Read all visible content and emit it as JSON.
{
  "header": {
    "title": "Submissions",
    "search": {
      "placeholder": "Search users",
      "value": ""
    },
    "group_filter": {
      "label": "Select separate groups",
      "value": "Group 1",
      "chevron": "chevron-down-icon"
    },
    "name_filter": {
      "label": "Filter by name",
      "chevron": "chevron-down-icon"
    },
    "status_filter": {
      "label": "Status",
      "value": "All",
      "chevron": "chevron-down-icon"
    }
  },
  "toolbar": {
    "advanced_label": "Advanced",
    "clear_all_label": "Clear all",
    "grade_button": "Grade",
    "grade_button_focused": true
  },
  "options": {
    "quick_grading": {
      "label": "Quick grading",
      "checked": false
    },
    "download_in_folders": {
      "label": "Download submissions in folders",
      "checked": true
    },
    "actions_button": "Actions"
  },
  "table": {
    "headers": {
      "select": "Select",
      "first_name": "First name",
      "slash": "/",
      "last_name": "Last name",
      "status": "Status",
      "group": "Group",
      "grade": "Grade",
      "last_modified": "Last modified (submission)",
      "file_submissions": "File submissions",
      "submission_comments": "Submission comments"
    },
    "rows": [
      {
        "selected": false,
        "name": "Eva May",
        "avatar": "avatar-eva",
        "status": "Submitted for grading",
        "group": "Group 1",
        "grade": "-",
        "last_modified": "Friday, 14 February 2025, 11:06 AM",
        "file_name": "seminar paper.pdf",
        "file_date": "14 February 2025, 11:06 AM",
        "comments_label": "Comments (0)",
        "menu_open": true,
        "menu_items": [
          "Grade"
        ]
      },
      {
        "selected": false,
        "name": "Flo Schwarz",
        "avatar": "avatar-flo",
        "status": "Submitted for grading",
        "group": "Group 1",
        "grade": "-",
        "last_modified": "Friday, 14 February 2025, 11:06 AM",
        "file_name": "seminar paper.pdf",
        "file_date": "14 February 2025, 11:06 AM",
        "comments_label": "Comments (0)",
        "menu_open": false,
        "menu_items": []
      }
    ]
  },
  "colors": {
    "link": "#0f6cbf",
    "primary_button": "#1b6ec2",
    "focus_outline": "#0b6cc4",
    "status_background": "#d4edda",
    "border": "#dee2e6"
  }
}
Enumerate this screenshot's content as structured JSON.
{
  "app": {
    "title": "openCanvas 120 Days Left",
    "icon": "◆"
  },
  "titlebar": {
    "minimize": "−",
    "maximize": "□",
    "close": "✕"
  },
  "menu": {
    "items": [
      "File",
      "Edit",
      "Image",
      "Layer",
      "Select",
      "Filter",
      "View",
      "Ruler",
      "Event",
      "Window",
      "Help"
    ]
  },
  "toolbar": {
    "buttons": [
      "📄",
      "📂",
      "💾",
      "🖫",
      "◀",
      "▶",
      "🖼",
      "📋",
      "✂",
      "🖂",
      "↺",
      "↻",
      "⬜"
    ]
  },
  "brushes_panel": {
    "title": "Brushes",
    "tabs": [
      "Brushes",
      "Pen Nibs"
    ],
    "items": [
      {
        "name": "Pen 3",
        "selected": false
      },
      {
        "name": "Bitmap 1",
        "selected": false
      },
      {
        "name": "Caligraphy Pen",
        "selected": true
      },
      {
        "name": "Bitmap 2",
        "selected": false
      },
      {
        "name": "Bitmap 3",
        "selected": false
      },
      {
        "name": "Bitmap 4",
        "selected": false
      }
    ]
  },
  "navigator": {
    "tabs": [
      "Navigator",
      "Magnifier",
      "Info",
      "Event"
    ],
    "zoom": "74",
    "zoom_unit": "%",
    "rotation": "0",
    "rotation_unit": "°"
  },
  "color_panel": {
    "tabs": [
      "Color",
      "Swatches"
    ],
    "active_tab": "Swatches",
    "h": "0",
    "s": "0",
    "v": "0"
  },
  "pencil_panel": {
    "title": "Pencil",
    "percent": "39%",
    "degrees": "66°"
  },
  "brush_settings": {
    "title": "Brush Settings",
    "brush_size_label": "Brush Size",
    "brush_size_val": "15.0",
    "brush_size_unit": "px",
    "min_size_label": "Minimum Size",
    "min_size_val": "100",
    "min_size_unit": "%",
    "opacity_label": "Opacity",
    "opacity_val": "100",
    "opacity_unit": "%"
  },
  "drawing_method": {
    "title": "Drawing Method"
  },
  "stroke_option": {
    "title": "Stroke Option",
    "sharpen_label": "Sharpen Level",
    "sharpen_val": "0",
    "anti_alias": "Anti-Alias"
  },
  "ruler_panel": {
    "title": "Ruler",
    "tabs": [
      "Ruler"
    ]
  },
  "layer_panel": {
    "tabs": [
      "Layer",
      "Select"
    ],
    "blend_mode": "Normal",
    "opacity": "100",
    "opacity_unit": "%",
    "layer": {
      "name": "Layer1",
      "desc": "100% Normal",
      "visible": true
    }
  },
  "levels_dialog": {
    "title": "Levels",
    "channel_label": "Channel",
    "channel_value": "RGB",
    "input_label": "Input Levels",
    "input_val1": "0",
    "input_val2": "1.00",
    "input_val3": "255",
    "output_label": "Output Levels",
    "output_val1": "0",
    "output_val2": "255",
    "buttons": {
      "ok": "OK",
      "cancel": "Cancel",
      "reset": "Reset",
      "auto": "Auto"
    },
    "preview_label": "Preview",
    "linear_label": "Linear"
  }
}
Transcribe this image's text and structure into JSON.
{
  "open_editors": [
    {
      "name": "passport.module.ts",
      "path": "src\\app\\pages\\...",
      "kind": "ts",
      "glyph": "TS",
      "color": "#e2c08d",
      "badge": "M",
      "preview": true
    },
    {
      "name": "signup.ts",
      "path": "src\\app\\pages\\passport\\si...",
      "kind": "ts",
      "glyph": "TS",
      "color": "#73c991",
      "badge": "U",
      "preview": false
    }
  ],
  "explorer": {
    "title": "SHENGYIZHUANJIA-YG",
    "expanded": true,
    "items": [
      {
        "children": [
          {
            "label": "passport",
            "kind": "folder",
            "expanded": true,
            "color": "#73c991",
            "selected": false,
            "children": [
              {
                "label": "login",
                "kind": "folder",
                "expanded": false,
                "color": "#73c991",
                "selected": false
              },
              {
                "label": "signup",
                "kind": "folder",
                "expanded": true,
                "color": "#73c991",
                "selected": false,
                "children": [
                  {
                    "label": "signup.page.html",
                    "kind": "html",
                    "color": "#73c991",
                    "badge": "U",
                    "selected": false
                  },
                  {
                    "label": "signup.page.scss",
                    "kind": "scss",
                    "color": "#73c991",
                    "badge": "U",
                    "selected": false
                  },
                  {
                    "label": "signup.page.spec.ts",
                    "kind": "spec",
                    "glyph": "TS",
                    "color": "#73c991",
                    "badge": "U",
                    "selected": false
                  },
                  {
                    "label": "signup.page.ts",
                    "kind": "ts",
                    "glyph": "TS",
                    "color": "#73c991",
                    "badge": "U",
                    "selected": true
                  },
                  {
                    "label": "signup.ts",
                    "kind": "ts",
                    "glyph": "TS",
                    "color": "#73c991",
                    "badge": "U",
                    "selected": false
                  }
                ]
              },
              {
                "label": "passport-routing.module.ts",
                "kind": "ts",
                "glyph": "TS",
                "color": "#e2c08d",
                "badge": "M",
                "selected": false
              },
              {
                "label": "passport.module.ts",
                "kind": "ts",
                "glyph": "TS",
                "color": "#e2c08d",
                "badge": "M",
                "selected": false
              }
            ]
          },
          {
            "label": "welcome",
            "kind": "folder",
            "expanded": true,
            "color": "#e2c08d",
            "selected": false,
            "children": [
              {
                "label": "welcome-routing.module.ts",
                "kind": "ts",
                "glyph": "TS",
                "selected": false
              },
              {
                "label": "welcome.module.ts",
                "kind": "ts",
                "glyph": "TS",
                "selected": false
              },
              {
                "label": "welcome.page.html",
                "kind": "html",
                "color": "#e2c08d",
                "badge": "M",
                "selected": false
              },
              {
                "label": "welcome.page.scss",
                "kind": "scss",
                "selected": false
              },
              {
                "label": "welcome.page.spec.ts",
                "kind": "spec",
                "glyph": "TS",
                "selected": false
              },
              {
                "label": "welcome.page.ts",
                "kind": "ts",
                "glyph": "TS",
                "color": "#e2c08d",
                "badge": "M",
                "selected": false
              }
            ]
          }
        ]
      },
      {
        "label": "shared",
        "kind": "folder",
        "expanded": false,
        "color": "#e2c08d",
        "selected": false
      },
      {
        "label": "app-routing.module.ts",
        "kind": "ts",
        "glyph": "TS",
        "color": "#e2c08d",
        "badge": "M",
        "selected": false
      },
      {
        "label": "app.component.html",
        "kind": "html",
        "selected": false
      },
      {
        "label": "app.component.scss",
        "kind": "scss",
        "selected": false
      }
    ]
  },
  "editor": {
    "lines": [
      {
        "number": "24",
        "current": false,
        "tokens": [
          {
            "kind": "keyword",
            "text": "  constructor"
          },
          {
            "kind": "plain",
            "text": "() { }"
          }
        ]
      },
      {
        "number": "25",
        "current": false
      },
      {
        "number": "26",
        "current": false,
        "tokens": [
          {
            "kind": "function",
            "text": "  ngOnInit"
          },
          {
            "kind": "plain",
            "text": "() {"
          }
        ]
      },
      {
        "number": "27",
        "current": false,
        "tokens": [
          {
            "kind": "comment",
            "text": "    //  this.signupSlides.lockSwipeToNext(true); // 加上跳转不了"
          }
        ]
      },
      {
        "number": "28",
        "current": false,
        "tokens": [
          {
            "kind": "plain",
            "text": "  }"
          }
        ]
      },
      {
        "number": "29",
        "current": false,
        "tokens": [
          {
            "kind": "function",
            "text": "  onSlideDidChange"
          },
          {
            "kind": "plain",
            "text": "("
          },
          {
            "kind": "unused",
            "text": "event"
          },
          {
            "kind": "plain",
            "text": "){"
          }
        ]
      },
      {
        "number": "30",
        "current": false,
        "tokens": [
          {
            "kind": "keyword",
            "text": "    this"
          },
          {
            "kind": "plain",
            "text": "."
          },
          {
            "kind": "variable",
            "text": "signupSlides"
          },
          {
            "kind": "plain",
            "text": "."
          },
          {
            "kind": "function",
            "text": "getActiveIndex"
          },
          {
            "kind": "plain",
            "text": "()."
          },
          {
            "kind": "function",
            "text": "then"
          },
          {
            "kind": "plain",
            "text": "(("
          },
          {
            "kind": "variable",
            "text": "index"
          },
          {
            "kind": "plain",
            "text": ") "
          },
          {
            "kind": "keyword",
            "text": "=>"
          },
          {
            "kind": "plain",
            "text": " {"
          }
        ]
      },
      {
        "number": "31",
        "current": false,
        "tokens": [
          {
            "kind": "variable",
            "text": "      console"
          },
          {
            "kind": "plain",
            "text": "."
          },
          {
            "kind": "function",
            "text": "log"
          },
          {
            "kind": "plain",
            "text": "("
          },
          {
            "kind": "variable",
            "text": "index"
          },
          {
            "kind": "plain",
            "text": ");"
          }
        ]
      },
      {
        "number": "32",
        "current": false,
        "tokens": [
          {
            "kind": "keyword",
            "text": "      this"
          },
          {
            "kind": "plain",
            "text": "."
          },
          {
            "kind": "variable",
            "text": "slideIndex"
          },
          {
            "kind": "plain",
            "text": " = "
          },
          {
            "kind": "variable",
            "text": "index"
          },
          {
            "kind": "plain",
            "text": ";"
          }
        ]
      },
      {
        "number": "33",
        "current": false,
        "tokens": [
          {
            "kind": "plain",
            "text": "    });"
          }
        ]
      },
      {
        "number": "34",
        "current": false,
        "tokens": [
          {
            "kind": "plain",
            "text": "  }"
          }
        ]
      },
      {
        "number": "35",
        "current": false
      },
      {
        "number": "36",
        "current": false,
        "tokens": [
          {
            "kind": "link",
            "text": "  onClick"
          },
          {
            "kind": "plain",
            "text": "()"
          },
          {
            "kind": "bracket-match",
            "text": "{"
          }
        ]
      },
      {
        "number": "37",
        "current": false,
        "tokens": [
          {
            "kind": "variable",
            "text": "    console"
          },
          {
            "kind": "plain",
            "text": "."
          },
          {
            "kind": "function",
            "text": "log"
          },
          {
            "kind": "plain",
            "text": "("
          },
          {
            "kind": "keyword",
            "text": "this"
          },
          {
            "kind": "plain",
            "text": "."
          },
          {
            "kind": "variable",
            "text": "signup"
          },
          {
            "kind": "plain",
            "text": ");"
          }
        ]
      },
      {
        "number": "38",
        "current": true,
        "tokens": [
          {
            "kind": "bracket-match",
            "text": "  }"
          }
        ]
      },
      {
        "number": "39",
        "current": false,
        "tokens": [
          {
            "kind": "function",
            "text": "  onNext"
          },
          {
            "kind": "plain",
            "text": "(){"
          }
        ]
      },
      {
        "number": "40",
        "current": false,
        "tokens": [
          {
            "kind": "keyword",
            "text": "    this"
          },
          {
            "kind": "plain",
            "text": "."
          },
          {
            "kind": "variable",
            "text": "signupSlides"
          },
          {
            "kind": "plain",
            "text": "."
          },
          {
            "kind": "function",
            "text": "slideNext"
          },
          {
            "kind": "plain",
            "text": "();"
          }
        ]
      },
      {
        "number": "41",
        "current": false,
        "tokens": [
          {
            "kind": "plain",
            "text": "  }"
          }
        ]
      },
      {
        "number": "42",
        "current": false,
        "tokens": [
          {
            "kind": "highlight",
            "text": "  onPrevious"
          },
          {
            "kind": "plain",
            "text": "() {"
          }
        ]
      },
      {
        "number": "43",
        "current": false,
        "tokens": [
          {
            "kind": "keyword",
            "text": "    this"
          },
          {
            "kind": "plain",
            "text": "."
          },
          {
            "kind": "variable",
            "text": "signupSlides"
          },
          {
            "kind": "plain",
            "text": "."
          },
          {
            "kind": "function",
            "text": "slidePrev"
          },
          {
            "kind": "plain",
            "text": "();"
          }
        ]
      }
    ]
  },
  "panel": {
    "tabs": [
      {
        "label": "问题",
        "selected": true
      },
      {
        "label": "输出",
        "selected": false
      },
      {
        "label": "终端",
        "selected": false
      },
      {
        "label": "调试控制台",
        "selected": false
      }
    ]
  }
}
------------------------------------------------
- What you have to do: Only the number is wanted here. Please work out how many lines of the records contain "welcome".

- Response to this task: 7